U.S. Department of Transportation
Federal Highway Administration
The number of fatal crashes occurring in daylight is about the same as those that occur in darkness. However, the nighttime fatality rate is three times the daytime rate because only 25 percent of vehicle miles traveled (VMT) occur at night. At nighttime, vehicles traveling at higher speeds may not have the ability to stop once a hazard or change in the road ahead becomes visible by the headlights. Therefore, lighting can be applied continuously along segments and at spot locations such as intersections and pedestrian crossings in order to reduce the chances of a crash.
Adequate lighting (i.e., at or above minimum acceptable standards) is based on research recommending horizontal and vertical illuminance levels to provide safety benefits to all users of the roadway environment. Adequate lighting can also provide benefits in terms of personal security for pedestrians, wheelchair and other mobility device users, bicyclists, and transit users as they travel along and across roadways.
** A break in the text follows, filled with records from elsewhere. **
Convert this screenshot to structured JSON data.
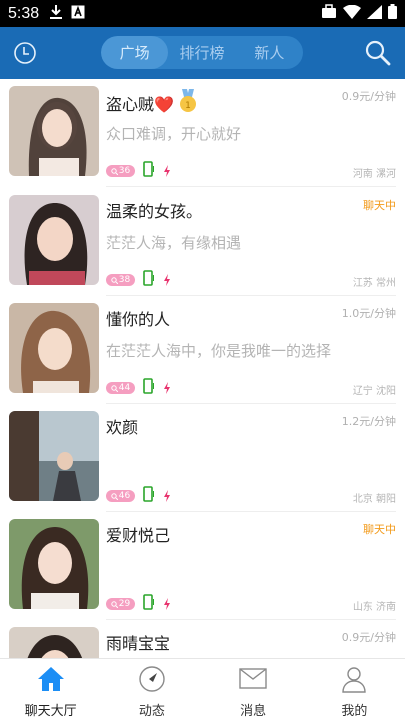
{
  "status_bar": {
    "time": "5:38"
  },
  "app_bar": {
    "tabs": [
      {
        "label": "广场",
        "active": true
      },
      {
        "label": "排行榜",
        "active": false
      },
      {
        "label": "新人",
        "active": false
      }
    ]
  },
  "users": [
    {
      "name": "盗心贼❤️",
      "signature": "众口难调，开心就好",
      "price": "0.9元/分钟",
      "age": "36",
      "location": "河南 漯河",
      "rank_badge": "1",
      "photo_icon": "user-photo"
    },
    {
      "name": "温柔的女孩。",
      "signature": "茫茫人海，有缘相遇",
      "price": "聊天中",
      "age": "38",
      "location": "江苏 常州",
      "photo_icon": "user-photo"
    },
    {
      "name": "懂你的人",
      "signature": "在茫茫人海中，你是我唯一的选择",
      "price": "1.0元/分钟",
      "age": "44",
      "location": "辽宁 沈阳",
      "photo_icon": "user-photo"
    },
    {
      "name": "欢颜",
      "signature": "",
      "price": "1.2元/分钟",
      "age": "46",
      "location": "北京 朝阳",
      "photo_icon": "user-photo"
    },
    {
      "name": "爱财悦己",
      "signature": "",
      "price": "聊天中",
      "age": "29",
      "location": "山东 济南",
      "photo_icon": "user-photo"
    },
    {
      "name": "雨晴宝宝",
      "signature": "",
      "price": "0.9元/分钟",
      "age": "",
      "location": "",
      "photo_icon": "user-photo"
    }
  ],
  "bottom_nav": [
    {
      "label": "聊天大厅",
      "icon": "home-icon",
      "active": true
    },
    {
      "label": "动态",
      "icon": "compass-icon",
      "active": false
    },
    {
      "label": "消息",
      "icon": "mail-icon",
      "active": false
    },
    {
      "label": "我的",
      "icon": "person-icon",
      "active": false
    }
  ],
  "colors": {
    "app_bar": "#1a6bb5",
    "accent_blue": "#1c8ef5",
    "chatting_orange": "#f29a1a",
    "age_pink": "#f59ec0"
  }
}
Research indicates that continuous lighting on both rural and urban highways (including freeways) has an established safety benefit for motorized vehicles.1 Agencies can provide adequate visibility of the roadway and its users through the uniform application of lighting that provides full coverage along the roadway and the strategic placement of lighting where it is needed the most.
Intersections and Pedestrian Crossings
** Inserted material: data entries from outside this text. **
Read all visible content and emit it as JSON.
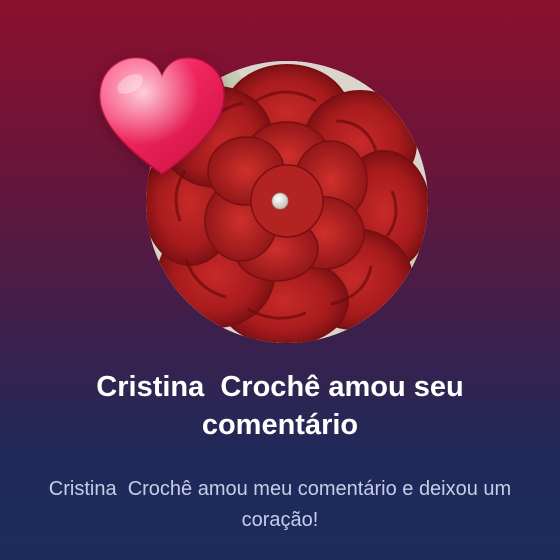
{
  "notification": {
    "title": "Cristina  Crochê amou seu comentário",
    "message": "Cristina  Crochê amou meu comentário e deixou um coração!"
  },
  "icons": {
    "reaction": "heart-icon",
    "avatar": "profile-avatar"
  },
  "colors": {
    "background_top": "#8c0f2e",
    "background_bottom": "#1b2c5c",
    "title_text": "#ffffff",
    "message_text": "#c8cde6",
    "heart": "#f0245e",
    "flower": "#b01d1f"
  }
}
Increased visibility at intersections at nighttime is important since various modes of travel cross paths at these locations. Agencies should consider providing lighting to intersections based on factors such as a history of crashes at nighttime, traffic volume, the volume of non-motorized users, the presence of crosswalks and raised medians, and the presence of transit stops and boarding volumes.
Most new lighting installations are made with breakaway features, shielded, or placed far enough from the roadway to reduce the probability and/or severity of fixed-object crashes. Modern lighting technology gives precise control with minimal excessive light affecting the nighttime sky or spilling over to adjacent properties. Agencies can equitably engage with underserved communities to determine where and how new and improved lighting can most benefit the community by considering their priorities, including eliminating crash disparities, connecting to essential neighborhood services, improving active transportation routes, and promoting personal safety.
2. (CMF ID: 2376) Ye et al. A Simultaneous Equations Model of Crash Frequency By Collision Type for Rural Intersections, 87th Annual Meeting of the Transportation Research Board, (2008).